Sounds like a very busy putz-around-the-house day to me! You got A LOT done. Our chickens, geese and ducks got squash innards today just as yours got those from the pumpkin. (No cats here though.) I used the last of my beef broth in soup yesterday but still have chicken broth in the freezer. 'Tis so important to simmer that broth for a long time so we get all the nutrients out of dem bones! Thanks for sharing your day.

Karen said...

Holy crap, girl! You got ALOT done on your putz-around-the-house day!! I'm wayyy impressed! While I so appreciate the end result, I just can't work up enough enthusiasm to do any of it myself! Even when we move to our 15 acres home/farm, I doubt I'll do anything on your list except feed the chickens (if our neighbor's rottweilers don't kill 'em) and cats (which we will have to catch and deliver from your house!). Of course, I saw a gorgeous 18.2 hand percheron (dapple grey!) on Craig's List that I now covet!!!

Susan said...

If that's putzing, I must be sleepwalking! You sure get a lot done when you putz. And you take pictures, too! It's a great post - I love the cats in with the chickens. And you're right, I can watch them for hours.

Mr. H. said...

I had to look at your cat and chicken picture twice. I have never seen anything like that before.:)

Jo said...

Hey Erin -- Yes, great minds must think alike!
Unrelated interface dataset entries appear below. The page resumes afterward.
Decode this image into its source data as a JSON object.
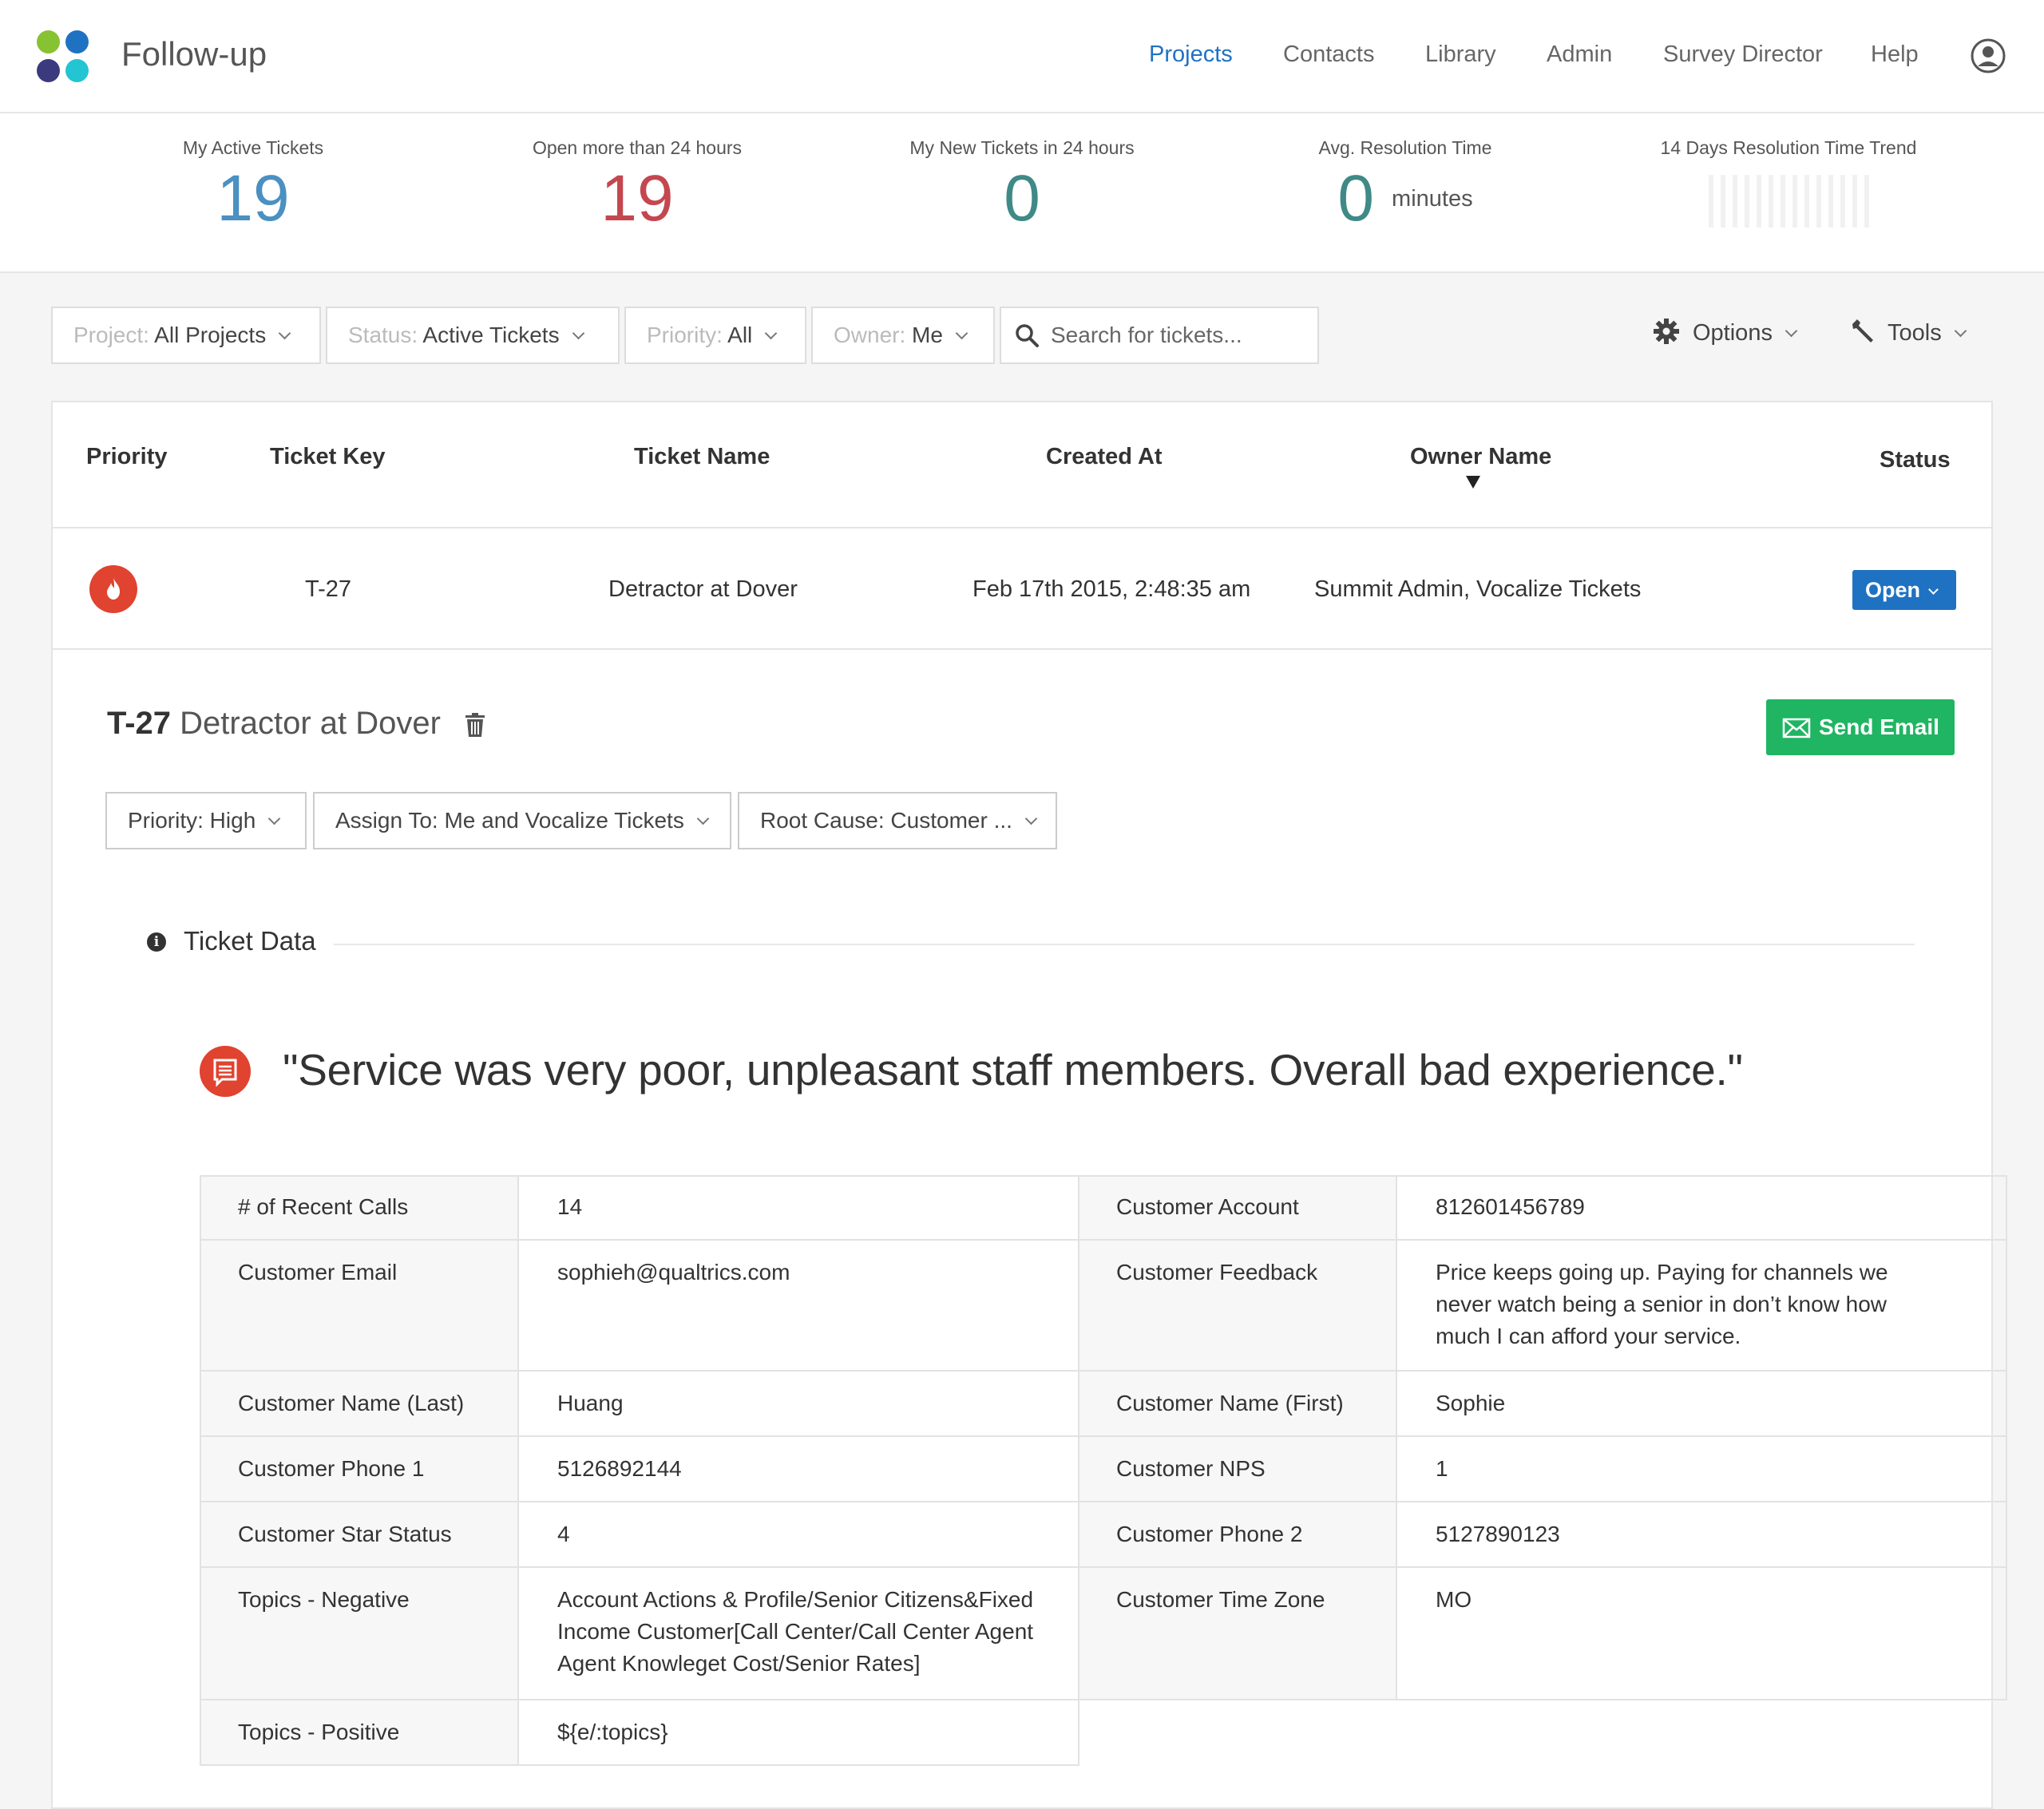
{
  "app": {
    "brand": "Follow-up",
    "nav": [
      "Projects",
      "Contacts",
      "Library",
      "Admin",
      "Survey Director",
      "Help"
    ],
    "active_nav": "Projects",
    "logo_colors": [
      "#86c232",
      "#1f72c2",
      "#3c3a7e",
      "#22c5d1"
    ]
  },
  "metrics": {
    "active_label": "My Active Tickets",
    "active_value": "19",
    "open_label": "Open more than 24 hours",
    "open_value": "19",
    "new_label": "My New Tickets in 24 hours",
    "new_value": "0",
    "avg_label": "Avg. Resolution Time",
    "avg_value": "0",
    "avg_unit": "minutes",
    "trend_label": "14 Days Resolution Time Trend"
  },
  "filters": {
    "project_key": "Project:",
    "project_val": "All Projects",
    "status_key": "Status:",
    "status_val": "Active Tickets",
    "priority_key": "Priority:",
    "priority_val": "All",
    "owner_key": "Owner:",
    "owner_val": "Me",
    "search_placeholder": "Search for tickets...",
    "options_label": "Options",
    "tools_label": "Tools"
  },
  "table": {
    "headers": [
      "Priority",
      "Ticket Key",
      "Ticket Name",
      "Created At",
      "Owner Name",
      "Status"
    ],
    "row": {
      "key": "T-27",
      "name": "Detractor at Dover",
      "created": "Feb 17th 2015, 2:48:35 am",
      "owner": "Summit Admin, Vocalize Tickets",
      "status": "Open"
    }
  },
  "detail": {
    "key": "T-27",
    "name": "Detractor at Dover",
    "send_email": "Send Email",
    "priority_dd": "Priority: High",
    "assign_dd": "Assign To: Me and Vocalize Tickets",
    "root_cause_dd": "Root Cause: Customer ...",
    "section_title": "Ticket Data",
    "quote": "\"Service was very poor, unpleasant staff members. Overall bad experience.\""
  },
  "ticket_data": {
    "left": [
      {
        "label": "# of Recent Calls",
        "value": "14"
      },
      {
        "label": "Customer Email",
        "value": "sophieh@qualtrics.com"
      },
      {
        "label": "Customer Name (Last)",
        "value": "Huang"
      },
      {
        "label": "Customer Phone 1",
        "value": "5126892144"
      },
      {
        "label": "Customer Star Status",
        "value": "4"
      },
      {
        "label": "Topics - Negative",
        "value": "Account Actions & Profile/Senior Citizens&Fixed Income Customer[Call Center/Call Center Agent Agent Knowleget Cost/Senior Rates]"
      },
      {
        "label": "Topics - Positive",
        "value": "${e/:topics}"
      }
    ],
    "right": [
      {
        "label": "Customer Account",
        "value": "812601456789"
      },
      {
        "label": "Customer Feedback",
        "value": "Price keeps going up. Paying for channels we never watch being a senior in don’t know how much I can afford your service."
      },
      {
        "label": "Customer Name (First)",
        "value": "Sophie"
      },
      {
        "label": "Customer NPS",
        "value": "1"
      },
      {
        "label": "Customer Phone 2",
        "value": "5127890123"
      },
      {
        "label": "Customer Time Zone",
        "value": "MO"
      }
    ]
  },
  "colors": {
    "accent_blue": "#1f72c2",
    "metric_blue": "#4a90c2",
    "metric_red": "#c4474f",
    "metric_teal": "#3f8a86",
    "send_green": "#1fb562",
    "priority_red": "#e0432f"
  }
}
And I learned to cook stock longer from Mama Pea, too -- it certainly is a small world. :)

Hello Mama Pea! I've noticed a difference since I started simmering the stock longer - more richness, and a deeper color to the stock. Thanks for the good advice!

Hey big sis! As soon as you move out to the country, I'm ordering you a gross of canning jars and freezer containers, so you'll be obligated to fill them up. I'll even show you how to butcher a chicken! Aren't you lucky you have a sister like me?!

Howdy Susan -- Thanks! I don't always take pictures of everything I do every day ;). I just did it that day! It was kinda in response to the blog meme, from another blogger friend, to document your typical day. Hard to do when no day is typical!

Hello Mr. H -- I suppose it is unusual, but our cats have never been aggressive to our chickens. Of course I don't tempt them with having baby chicks in the coop, the new chicks stay on the porch in the brooder until they're six weeks old. I guess we're just lucky! The kittens learn from their mamas that the chickens are off limits.

Leigh said...

Gosh, you had a fantastically productive day for must putzing.

Cats not only like pumpkin, but it's good for them and an excellent remedy for cat (& dog) constipation and diarrhea. I learned that when our Rascal had feline lymphoma.